Each record must be copied in full and unchanged; any image it holds is excluded.

-- Opening Marker --

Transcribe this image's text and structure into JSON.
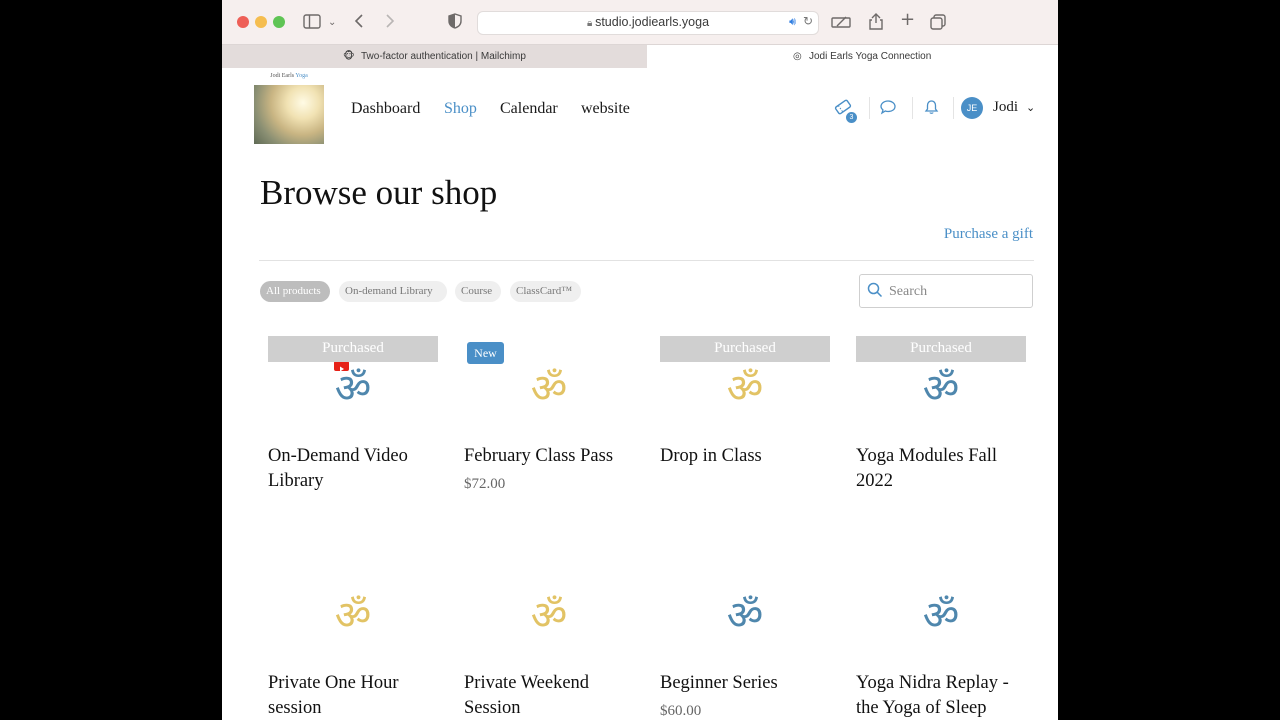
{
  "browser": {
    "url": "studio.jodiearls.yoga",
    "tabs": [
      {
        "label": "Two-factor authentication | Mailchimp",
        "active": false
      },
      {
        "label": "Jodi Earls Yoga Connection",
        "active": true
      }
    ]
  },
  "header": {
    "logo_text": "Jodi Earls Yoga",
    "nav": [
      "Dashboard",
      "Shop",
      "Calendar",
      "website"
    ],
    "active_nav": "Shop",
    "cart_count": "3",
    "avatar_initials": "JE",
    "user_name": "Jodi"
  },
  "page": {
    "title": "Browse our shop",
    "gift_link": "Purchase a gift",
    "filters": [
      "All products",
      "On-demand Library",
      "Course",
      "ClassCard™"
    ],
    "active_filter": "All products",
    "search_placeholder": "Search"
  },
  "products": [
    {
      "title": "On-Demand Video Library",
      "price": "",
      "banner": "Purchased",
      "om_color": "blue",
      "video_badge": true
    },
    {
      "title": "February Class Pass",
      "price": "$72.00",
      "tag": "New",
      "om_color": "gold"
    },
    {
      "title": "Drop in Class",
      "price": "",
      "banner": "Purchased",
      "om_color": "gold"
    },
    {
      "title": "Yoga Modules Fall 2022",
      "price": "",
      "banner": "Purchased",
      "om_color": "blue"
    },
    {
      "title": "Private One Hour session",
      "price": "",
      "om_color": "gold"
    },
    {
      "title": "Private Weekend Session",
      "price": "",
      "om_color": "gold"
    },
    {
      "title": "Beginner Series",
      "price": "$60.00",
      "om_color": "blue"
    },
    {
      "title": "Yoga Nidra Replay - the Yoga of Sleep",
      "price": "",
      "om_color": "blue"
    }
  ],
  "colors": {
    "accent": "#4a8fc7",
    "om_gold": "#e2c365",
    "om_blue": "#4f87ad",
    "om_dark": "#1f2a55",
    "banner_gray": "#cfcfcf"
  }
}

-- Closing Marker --

▸ **Result of this task**:
Transcribe this image's text and structure into JSON.
{
  "browser": {
    "url": "studio.jodiearls.yoga",
    "tabs": [
      {
        "label": "Two-factor authentication | Mailchimp",
        "active": false
      },
      {
        "label": "Jodi Earls Yoga Connection",
        "active": true
      }
    ]
  },
  "header": {
    "logo_text": "Jodi Earls Yoga",
    "nav": [
      "Dashboard",
      "Shop",
      "Calendar",
      "website"
    ],
    "active_nav": "Shop",
    "cart_count": "3",
    "avatar_initials": "JE",
    "user_name": "Jodi"
  },
  "page": {
    "title": "Browse our shop",
    "gift_link": "Purchase a gift",
    "filters": [
      "All products",
      "On-demand Library",
      "Course",
      "ClassCard™"
    ],
    "active_filter": "All products",
    "search_placeholder": "Search"
  },
  "products": [
    {
      "title": "On-Demand Video Library",
      "price": "",
      "banner": "Purchased",
      "om_color": "blue",
      "video_badge": true
    },
    {
      "title": "February Class Pass",
      "price": "$72.00",
      "tag": "New",
      "om_color": "gold"
    },
    {
      "title": "Drop in Class",
      "price": "",
      "banner": "Purchased",
      "om_color": "gold"
    },
    {
      "title": "Yoga Modules Fall 2022",
      "price": "",
      "banner": "Purchased",
      "om_color": "blue"
    },
    {
      "title": "Private One Hour session",
      "price": "",
      "om_color": "gold"
    },
    {
      "title": "Private Weekend Session",
      "price": "",
      "om_color": "gold"
    },
    {
      "title": "Beginner Series",
      "price": "$60.00",
      "om_color": "blue"
    },
    {
      "title": "Yoga Nidra Replay - the Yoga of Sleep",
      "price": "",
      "om_color": "blue"
    }
  ],
  "colors": {
    "accent": "#4a8fc7",
    "om_gold": "#e2c365",
    "om_blue": "#4f87ad",
    "om_dark": "#1f2a55",
    "banner_gray": "#cfcfcf"
  }
}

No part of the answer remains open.